→ Your instructions
Could you return each line of the material that has "glyph" in it?

→ Supplied records
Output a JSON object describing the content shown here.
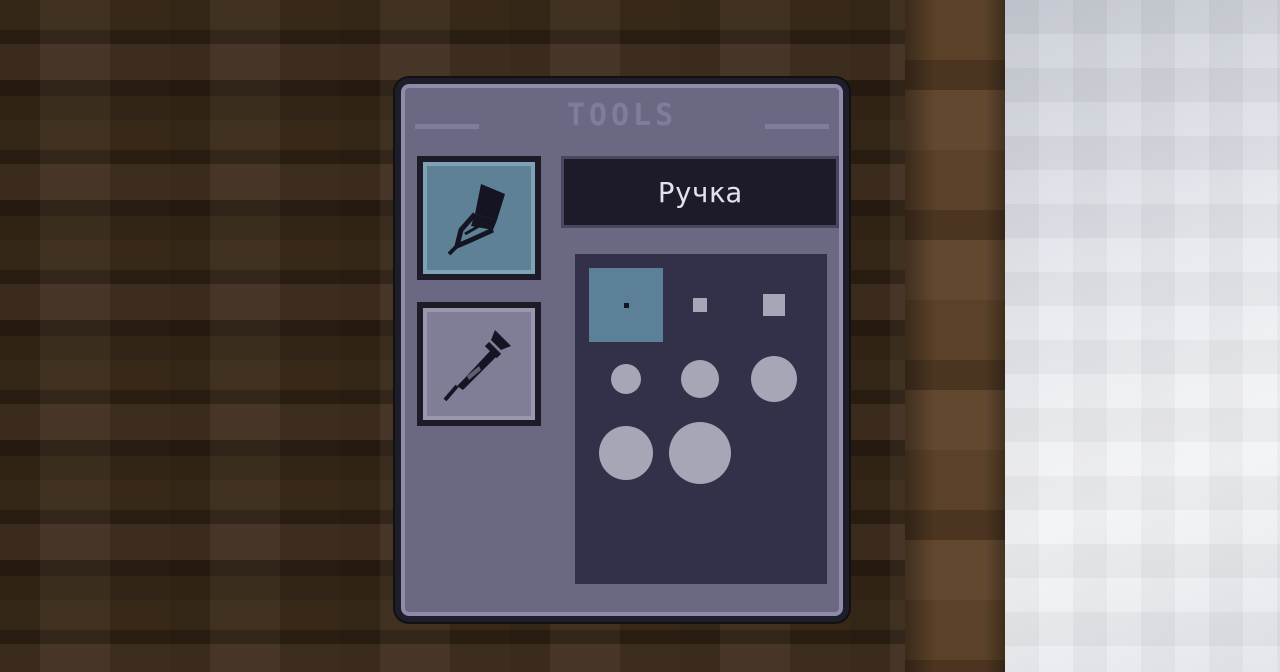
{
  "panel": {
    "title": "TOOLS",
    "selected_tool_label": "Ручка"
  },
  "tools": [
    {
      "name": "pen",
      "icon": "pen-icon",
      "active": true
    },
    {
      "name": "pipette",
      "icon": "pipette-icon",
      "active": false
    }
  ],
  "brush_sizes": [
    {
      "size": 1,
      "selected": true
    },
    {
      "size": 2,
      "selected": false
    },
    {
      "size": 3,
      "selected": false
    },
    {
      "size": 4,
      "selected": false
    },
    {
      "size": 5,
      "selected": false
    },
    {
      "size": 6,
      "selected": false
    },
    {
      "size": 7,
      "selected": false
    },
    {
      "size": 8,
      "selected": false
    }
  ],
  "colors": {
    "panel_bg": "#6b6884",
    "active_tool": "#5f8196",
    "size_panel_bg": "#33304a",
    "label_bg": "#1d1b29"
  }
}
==
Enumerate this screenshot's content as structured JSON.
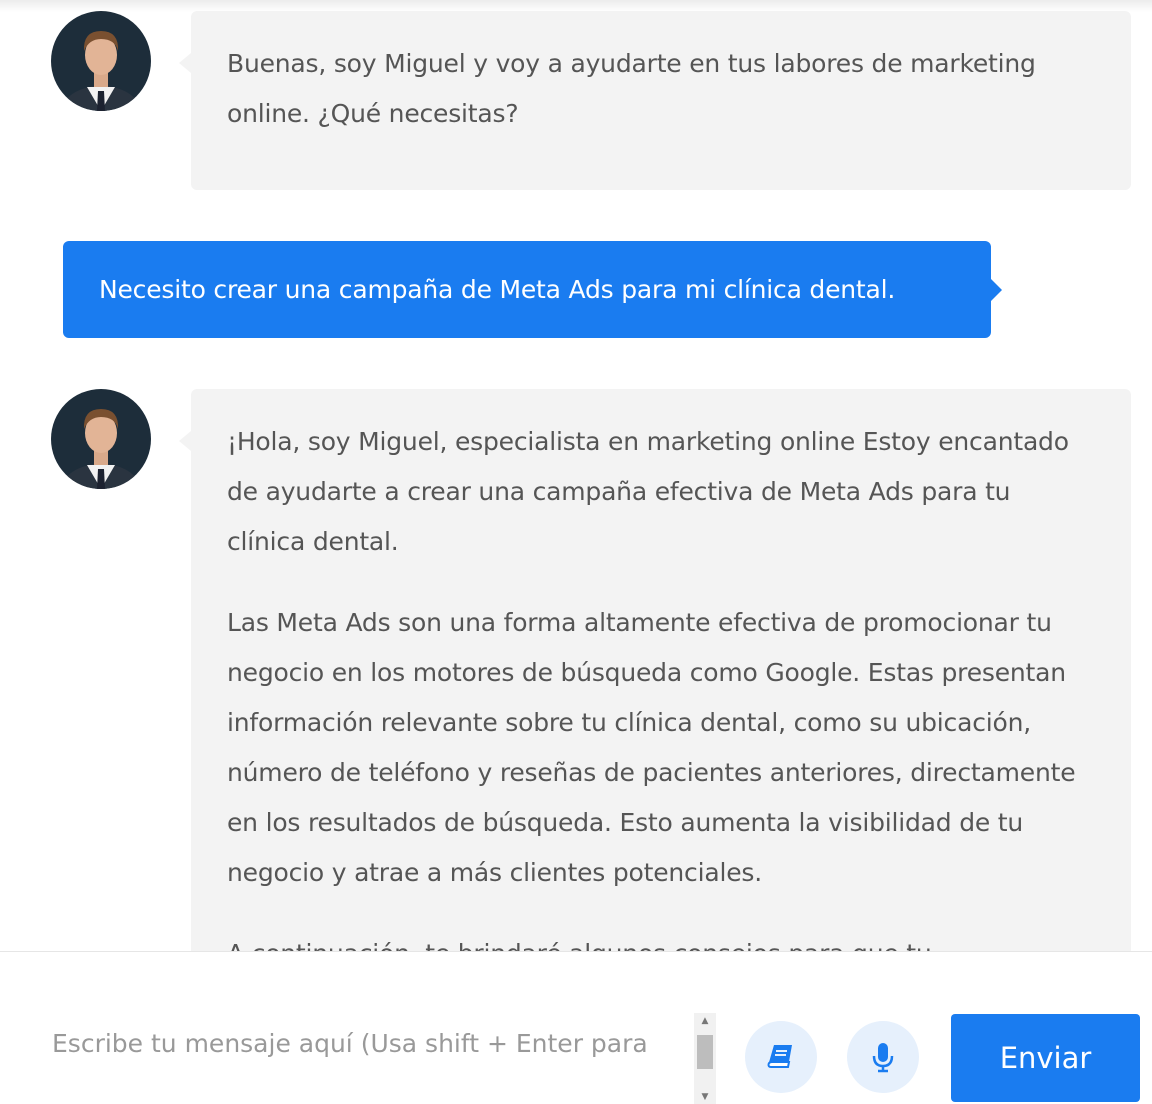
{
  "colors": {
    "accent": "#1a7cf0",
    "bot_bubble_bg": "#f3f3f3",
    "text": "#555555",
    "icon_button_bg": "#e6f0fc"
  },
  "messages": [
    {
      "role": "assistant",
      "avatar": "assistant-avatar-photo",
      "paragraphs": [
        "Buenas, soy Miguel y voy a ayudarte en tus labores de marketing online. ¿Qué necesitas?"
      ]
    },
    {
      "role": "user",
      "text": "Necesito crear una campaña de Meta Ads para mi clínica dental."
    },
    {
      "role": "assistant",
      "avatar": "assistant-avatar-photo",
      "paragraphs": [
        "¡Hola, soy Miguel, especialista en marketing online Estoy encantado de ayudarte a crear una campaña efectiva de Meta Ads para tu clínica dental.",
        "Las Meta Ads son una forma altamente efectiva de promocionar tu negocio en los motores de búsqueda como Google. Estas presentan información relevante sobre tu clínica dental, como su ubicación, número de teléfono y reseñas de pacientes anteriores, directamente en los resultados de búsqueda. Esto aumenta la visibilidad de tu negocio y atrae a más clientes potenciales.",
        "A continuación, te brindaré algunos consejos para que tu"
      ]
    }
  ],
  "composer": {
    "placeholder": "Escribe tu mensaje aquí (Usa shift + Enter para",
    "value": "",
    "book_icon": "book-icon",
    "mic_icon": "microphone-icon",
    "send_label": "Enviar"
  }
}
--
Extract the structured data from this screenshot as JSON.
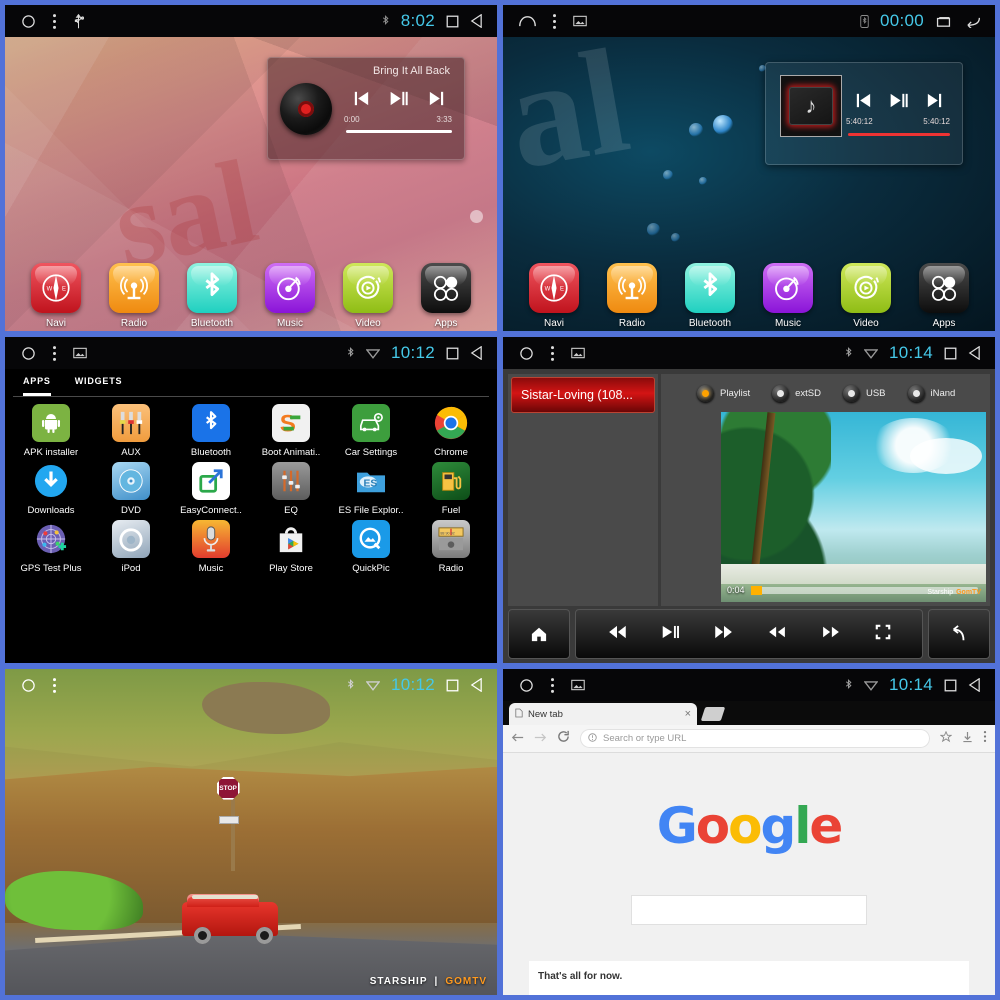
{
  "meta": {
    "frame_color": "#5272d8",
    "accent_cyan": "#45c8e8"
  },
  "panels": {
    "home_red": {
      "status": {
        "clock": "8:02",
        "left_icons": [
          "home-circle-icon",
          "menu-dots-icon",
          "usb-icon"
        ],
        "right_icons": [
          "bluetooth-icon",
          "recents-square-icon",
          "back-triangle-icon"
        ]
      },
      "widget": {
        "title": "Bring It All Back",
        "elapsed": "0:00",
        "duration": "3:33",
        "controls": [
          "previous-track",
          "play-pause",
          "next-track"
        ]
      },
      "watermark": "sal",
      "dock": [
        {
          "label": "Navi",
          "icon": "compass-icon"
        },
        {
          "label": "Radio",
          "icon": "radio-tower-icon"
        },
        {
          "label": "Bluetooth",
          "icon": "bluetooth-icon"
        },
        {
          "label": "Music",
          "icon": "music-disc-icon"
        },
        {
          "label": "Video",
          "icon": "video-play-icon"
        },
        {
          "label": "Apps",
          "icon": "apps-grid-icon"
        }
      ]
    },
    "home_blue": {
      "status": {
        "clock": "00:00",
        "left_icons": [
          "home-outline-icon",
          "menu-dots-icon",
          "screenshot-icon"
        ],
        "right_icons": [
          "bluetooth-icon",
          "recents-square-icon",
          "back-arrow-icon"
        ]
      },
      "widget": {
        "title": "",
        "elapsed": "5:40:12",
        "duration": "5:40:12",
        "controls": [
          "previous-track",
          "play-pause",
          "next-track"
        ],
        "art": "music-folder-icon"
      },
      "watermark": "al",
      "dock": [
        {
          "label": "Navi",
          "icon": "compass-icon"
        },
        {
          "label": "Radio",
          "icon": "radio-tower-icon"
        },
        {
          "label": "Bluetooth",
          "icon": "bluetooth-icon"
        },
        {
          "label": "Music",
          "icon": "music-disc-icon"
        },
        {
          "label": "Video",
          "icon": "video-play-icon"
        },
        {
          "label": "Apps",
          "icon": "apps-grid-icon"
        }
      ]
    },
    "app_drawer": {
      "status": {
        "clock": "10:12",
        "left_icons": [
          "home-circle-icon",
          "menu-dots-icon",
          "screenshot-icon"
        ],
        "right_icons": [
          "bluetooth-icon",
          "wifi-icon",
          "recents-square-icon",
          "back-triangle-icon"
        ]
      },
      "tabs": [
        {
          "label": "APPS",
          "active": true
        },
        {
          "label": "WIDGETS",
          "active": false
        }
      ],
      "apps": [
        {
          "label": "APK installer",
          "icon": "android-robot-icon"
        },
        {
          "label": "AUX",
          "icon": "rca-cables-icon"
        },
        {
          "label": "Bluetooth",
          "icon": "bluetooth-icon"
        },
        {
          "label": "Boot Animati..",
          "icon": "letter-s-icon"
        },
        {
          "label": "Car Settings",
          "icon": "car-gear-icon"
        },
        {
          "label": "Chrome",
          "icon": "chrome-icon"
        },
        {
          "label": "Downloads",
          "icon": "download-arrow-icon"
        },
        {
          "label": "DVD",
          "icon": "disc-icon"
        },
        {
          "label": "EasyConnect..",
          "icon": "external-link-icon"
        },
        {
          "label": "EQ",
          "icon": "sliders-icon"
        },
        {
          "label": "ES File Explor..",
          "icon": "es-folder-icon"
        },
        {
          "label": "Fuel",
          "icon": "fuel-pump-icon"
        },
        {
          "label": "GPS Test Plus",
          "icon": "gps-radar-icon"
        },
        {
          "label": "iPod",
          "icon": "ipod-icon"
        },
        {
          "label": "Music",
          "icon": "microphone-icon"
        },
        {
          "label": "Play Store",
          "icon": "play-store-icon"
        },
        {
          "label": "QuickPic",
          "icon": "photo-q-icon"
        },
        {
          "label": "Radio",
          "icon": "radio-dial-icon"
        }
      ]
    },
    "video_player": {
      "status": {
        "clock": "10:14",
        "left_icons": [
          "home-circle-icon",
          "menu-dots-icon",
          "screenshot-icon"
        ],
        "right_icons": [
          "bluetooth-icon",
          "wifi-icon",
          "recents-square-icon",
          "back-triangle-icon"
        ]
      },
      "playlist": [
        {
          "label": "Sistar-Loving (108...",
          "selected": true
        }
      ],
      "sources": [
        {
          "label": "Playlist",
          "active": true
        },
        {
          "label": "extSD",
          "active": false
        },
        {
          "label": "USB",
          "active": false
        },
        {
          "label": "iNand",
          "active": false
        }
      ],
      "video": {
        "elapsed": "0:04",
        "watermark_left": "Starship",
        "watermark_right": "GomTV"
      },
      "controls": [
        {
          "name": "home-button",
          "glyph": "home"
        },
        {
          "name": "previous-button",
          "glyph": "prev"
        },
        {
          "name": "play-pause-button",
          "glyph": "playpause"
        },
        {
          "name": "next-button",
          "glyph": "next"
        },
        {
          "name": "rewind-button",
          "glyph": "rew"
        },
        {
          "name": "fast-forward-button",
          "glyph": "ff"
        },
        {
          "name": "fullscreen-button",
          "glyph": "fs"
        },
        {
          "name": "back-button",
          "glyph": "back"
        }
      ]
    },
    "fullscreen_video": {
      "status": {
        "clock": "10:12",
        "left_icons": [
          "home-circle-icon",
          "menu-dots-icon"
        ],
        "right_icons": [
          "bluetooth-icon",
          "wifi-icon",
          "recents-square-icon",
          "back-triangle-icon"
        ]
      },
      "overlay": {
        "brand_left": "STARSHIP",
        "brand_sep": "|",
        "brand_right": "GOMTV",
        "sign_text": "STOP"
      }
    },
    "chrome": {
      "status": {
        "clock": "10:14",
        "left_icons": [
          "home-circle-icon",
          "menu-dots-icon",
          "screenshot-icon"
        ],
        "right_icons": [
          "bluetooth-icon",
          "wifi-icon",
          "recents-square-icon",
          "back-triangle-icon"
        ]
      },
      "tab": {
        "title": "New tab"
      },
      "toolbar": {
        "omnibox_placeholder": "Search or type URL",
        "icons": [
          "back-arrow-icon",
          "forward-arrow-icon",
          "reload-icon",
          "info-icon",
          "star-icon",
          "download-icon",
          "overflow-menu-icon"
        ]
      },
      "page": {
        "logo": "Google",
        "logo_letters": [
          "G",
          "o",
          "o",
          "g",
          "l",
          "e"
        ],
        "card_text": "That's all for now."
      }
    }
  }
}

→ Task answer
          "glyph": "home"
          "glyph": "prev"
          "glyph": "playpause"
          "glyph": "next"
          "glyph": "rew"
          "glyph": "ff"
          "glyph": "fs"
          "glyph": "back"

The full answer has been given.